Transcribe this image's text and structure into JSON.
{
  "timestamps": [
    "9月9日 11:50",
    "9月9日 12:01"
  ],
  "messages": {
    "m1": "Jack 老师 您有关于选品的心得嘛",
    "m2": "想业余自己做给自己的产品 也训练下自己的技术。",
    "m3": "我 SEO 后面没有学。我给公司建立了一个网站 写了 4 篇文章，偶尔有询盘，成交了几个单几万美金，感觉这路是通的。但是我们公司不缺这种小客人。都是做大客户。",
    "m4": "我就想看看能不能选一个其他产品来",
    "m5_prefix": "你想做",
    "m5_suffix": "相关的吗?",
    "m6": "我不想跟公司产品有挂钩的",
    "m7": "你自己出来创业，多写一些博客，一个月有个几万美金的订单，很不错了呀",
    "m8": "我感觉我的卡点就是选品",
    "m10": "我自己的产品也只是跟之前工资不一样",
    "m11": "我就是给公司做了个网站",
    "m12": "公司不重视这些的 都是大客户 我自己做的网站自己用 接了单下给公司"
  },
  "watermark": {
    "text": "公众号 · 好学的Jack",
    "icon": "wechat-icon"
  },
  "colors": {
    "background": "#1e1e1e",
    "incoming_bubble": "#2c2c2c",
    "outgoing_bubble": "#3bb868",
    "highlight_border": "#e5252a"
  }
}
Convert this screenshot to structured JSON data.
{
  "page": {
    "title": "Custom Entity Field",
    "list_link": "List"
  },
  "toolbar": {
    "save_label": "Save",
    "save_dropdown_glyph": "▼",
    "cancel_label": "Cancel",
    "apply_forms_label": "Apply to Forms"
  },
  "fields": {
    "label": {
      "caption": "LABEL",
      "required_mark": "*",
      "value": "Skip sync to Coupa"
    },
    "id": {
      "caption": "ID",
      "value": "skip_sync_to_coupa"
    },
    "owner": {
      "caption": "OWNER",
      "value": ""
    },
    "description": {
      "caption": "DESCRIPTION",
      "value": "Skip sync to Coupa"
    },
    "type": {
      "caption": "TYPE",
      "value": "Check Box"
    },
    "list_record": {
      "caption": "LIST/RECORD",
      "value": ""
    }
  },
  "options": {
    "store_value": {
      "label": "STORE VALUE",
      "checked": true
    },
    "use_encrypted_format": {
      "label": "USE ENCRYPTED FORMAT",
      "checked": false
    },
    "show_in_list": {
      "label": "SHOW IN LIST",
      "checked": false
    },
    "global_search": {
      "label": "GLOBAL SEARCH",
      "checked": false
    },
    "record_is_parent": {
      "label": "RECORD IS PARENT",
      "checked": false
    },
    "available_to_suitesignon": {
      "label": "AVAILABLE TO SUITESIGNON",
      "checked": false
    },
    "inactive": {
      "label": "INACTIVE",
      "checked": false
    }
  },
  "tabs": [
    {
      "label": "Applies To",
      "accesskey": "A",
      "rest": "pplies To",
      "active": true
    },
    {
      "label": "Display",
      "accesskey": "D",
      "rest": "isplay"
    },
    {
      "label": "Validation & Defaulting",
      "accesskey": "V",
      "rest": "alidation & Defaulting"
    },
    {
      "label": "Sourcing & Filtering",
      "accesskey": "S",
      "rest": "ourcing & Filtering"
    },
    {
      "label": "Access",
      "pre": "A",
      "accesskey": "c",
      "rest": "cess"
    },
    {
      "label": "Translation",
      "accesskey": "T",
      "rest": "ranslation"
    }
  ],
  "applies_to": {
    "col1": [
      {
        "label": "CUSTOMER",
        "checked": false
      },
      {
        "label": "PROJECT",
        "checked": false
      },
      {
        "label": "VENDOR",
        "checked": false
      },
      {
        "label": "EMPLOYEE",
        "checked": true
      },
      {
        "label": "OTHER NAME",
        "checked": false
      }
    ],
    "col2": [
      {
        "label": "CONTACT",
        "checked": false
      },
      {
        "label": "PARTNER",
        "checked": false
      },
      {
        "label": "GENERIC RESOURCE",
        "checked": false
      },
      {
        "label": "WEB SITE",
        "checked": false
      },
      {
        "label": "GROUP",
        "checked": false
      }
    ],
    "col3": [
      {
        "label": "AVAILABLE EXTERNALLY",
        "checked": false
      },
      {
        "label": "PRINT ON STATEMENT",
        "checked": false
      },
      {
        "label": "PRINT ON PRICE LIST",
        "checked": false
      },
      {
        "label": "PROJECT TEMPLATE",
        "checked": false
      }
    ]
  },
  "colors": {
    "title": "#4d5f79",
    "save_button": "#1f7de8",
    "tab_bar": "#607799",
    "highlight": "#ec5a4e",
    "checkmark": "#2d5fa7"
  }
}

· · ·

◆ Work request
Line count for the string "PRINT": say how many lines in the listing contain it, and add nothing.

◆ Response area
2